Significant further development is necessary to scale up the gains from the aforementioned technological advancements and efficiently adopt them in the diffuse urban environment. Active campaigning and cross-sectoral consultation will create opportunities for systemic infrastructure interventions and promote coherent and integrative preparedness and response strategies.

 

Sources:
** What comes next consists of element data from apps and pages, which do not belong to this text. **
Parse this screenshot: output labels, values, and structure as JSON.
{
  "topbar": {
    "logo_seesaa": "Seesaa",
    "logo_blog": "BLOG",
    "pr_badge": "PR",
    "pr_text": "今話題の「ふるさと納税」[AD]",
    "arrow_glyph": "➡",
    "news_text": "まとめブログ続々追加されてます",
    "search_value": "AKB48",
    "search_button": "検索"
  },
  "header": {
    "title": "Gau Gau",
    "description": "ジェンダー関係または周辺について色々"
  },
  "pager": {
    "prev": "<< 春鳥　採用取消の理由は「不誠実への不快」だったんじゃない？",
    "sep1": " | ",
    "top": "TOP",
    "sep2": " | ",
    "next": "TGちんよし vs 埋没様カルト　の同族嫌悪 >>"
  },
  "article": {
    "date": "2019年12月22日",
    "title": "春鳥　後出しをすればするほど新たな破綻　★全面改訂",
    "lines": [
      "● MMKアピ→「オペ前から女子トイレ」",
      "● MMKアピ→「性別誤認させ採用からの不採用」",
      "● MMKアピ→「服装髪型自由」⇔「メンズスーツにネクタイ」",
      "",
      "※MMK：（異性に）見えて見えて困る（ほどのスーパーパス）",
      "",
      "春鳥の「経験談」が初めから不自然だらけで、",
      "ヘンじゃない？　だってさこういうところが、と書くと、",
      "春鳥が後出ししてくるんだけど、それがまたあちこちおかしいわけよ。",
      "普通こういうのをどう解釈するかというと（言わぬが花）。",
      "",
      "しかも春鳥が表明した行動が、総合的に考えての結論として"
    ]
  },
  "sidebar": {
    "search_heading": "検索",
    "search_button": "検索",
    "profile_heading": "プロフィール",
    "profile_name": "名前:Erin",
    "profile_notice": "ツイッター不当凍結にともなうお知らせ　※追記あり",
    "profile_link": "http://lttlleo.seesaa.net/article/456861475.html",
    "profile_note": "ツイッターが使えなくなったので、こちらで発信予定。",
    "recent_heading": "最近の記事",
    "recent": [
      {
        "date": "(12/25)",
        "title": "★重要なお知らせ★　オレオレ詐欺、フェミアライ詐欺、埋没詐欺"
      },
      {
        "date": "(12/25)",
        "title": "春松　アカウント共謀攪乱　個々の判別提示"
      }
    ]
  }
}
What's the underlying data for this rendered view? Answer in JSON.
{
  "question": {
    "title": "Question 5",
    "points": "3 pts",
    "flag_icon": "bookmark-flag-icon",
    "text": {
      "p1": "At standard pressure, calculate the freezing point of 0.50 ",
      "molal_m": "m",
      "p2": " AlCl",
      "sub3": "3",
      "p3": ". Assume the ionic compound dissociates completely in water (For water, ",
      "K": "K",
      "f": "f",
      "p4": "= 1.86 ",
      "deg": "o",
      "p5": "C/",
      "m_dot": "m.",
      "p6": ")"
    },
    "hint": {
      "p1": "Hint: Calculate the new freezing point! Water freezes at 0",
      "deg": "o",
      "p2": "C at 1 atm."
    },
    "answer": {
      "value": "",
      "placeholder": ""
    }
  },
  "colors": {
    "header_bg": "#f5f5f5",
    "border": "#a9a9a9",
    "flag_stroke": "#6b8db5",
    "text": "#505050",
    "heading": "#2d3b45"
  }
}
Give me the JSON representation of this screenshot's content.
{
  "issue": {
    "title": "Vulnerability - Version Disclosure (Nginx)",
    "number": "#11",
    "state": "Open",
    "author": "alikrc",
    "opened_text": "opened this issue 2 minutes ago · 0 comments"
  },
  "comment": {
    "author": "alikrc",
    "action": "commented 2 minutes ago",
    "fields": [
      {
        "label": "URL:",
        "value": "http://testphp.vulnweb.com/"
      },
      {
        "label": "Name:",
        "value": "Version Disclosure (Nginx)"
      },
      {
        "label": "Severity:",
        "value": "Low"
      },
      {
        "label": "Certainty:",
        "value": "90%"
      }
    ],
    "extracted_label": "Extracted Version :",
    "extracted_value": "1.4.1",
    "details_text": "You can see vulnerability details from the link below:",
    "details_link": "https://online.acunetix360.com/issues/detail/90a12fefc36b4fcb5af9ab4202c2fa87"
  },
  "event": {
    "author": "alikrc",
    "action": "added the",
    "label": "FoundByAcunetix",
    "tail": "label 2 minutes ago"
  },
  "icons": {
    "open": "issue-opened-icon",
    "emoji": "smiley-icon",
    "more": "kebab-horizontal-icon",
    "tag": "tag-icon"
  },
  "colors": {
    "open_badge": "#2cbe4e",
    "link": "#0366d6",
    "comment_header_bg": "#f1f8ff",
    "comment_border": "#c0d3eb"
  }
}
  1. Trenberth K.E. (2011). Changes in precipitation with climate change. Climate Research, 47, 123 – 138.
  2. Report to Congress on Implementation and Enforcement of the CSO Control Policy. EPA. 2015.
  3. Erdelj M., Król M., Natalizio E. (2017). Wireless Sensor Networks and Multi-UAV systems for natural disaster management. Computer Networks, 124, 72 – 86.
  4. http://www.urbanflood.eu
  5. Erdelj M., Natalizio E., Chowdhury K.R., Akylidiz I.F. (2017). Help from the Sky: Leveraging UAVs for Disaster Management. IEEE Pervasive Computing, 16(1), 24 – 32.
  6. Drones for Disaster Response and Relief Operations, American Red Cross, 2015. issuelab.org/resources/21683/21683.pdf.
  7. Malawi Floods Situation Report 18. UNICEF, 2015.https://www.unicef.org/malawi/media_19507.html
  1. Muschalla D., Vallet B., Anctil F., Lessard P., Pelletier G., Vanrolleghem P.A. (2014). Ecohydraulic-driven real-time control of stormwater basins. Journal of Hydrology, 511, 82 – 91.
  2. Hutton C.J., Kapela Z., Vamvakeridou-Lyroudia L. Savic D.A. (2014). Dealing with Uncertainty in Water Distribution System Models: A Framework for Real-Time Modeling and Data Assimilation. Journal of Water Resources Planning and Management, ASCE, 140, 169 – 183.
  3. Kerkez B., Gruden C., Lewis M., Montestruque L., Quigley M., Wong B., Bedig A., Kertesz R., Braun T., and Cadwalader O. (2016). Smarter stormwater systems. Environmental Science & Technology, 50, 7267–7273.
  4. Quigley M. and Brown C. (2014). Transforming Our Cities: High-Performance Green Infrastructure (WERF Report INFR1R11). Water Environment Research Foundation, Alexandria, VA, 2014.